Source: Dred Scott v. Sandford
Nathan Bedford Forrest
Before his “wizardry” with a saddle made him the first grand wizard of the Ku Klux Klan – of which he was one of its earliest members – Bedford’s men exacted one of the more disturbing massacres in American military history.
After successfully attacking Fort Pillow, manned by hundreds of black and white Union soldiers in Henning, Tennessee, Bedford’s troops continued the “slaughter” after many troops surrendered, according to Sgt. Achilles Clark’s letter to his sisters in 1864.
“Words cannot describe the scene.
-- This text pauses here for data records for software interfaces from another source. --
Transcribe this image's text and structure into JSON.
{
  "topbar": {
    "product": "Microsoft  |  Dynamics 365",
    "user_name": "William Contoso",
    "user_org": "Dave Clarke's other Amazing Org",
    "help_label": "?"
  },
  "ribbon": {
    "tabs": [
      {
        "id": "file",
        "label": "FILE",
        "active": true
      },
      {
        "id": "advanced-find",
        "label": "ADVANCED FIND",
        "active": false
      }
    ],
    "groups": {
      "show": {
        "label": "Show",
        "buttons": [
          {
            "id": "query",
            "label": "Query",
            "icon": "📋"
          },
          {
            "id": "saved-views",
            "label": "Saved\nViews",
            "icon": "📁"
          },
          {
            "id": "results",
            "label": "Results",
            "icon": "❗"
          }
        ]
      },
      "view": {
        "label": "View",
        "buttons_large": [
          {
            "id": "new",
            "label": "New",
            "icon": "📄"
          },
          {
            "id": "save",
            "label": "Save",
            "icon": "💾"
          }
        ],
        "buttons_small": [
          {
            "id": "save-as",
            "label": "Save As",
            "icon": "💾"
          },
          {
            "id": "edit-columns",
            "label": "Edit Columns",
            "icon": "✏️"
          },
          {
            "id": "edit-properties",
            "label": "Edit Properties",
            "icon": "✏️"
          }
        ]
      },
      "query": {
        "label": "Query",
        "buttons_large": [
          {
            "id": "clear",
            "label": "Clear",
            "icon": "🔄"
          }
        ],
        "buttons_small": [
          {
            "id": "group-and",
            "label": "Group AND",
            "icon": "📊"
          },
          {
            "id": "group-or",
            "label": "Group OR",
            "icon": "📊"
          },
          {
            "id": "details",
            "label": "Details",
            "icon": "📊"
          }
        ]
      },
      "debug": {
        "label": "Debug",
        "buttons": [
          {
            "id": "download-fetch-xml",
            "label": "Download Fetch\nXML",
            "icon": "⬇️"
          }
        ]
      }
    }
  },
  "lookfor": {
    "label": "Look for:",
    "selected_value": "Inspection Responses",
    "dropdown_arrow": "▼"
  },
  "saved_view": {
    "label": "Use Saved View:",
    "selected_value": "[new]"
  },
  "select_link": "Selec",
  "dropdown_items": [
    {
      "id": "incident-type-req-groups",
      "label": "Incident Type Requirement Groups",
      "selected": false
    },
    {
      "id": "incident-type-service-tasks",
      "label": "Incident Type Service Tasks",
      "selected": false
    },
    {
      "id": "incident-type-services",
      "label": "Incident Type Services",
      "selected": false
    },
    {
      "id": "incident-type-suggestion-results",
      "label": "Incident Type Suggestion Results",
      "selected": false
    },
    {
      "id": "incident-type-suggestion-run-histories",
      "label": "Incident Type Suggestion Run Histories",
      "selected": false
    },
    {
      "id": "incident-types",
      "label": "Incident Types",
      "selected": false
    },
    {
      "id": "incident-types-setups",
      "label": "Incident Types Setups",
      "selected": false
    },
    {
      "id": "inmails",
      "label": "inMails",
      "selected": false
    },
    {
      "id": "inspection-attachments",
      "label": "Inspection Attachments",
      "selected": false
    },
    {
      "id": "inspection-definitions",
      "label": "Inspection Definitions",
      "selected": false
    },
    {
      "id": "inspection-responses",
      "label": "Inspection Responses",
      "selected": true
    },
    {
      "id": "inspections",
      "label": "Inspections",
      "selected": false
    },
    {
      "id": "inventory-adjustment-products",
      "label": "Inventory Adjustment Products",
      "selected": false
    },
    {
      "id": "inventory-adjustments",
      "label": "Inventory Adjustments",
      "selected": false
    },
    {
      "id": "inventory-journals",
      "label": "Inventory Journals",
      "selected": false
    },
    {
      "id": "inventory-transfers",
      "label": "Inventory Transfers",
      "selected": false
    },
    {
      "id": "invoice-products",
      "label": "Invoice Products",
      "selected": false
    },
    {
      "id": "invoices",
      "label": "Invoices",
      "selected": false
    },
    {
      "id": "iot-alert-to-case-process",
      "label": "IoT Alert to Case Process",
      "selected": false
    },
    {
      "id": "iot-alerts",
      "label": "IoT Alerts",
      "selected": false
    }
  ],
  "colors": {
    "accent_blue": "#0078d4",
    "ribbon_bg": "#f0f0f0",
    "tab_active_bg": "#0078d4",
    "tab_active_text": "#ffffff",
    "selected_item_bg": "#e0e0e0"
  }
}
The poor deluded negroes would run up to our men, fall upon their knees and with uplifted hands scream for mercy but they were ordered to their feet and then shot down. The white men fared but little better. Their fort turned out to be a great slaughter pen,” he wrote.
“I with several others tried to stop the butchery and at one time had partially succeeded, but Gen. Forrest ordered them shot down like dogs. and the carnage continued. Finally our men became sick of blood and the firing ceased.”
Status: A Memphis statue was removed, a park bearing his name was rechristened and his remains will be relocated, but a bust in the Tennessee Capitol still stands, as does a memorial tablet in Murfreesboro. He is honored in numerous locations throughout the South, most notably in Tennessee, birthplace of both Forrest and the Klan. A 25-foot-high statue of Forrest sits on private land in Nashville.
Thomas Parran Jr.
Under Surgeon General Parran’s leadership, the US Public Health Service undertook a study of 600 black men in Alabama, almost two-thirds of them suffering from syphilis, and told the men they were being treated for “bad blood.” It became known as the Tuskegee syphilis experiment.
Though blame can be divvied up, Parran wrote in 1932 of Macon County, Alabama, where Tuskegee is located: “If one wished to study the natural history of syphilis in the Negro race uninfluenced by treatment, this county would be an ideal location for such a study.”
Even when penicillin emerged as a treatment 15 years into the “study,” the men received only free exams, meals and burial insurance, and “although originally projected to last 6 months, the study actually went on for 40 years,” the CDC says.
Status: Parran’s name has been removed from the University of Pittsburgh’s Graduate School of Public Health.
Juan de Oñate
A conquistador and the first Spanish governor of New Mexico, Oñate sought to colonize the Acoma Pueblo, and when spiritual leader Zutacapan learned of the plans, a battle ensued, killing a dozen of Oñate’s men, including his nephew.
Oñate responded by exacting a massacre, leaving 800 dead, 300 of them women and children. Twenty-four men older than 25 had their right feet chopped off, and were enslaved for 20 years, along with many other Acoma, some as young as 12.
Status: Albuquerque officials took down a statue of Oñate after a protest turned violent in June. Protesters chopped off the foot of Onate’s statue in Alcalde, New Mexico, in 1998. Another statue resides at El Paso’s international airport.
No one served in the US Senate longer than Byrd, but before he kicked off his political career in the West Virginia Legislature, he wrote a letter to Sen. Ted Bilbo, a Mississippi segregationist, decrying President Harry Truman’s efforts to integrate the military. He’d rather see his country crumble, he wrote, than fight “with a negro by my side.”
“Rather I should die a thousand times, and see Old Glory trampled in the dirt never to rise again, than to see this beloved land of ours become degraded by race mongrels, a throwback to the blackest specimen from the wilds,” he wrote.
Perhaps this isn’t surprising from a onetime exalted cyclops of the Ku Klux Klan. Even after he supposedly renounced the Klan, he filibustered the Civil Rights Act of 1964 and was the only senator who voted against the confirmations of the country’s two black Supreme Court justices, Thurgood Marshall and Clarence Thomas.
In his later years, he referred to same-sex marriage as “aberrant behavior” and told an interviewer in 2001, “There are white n***ers. I’ve seen a lot of white n***ers in my time.”
Status: Dozens of buildings, several roads and a bridge in West Virginia bear his name.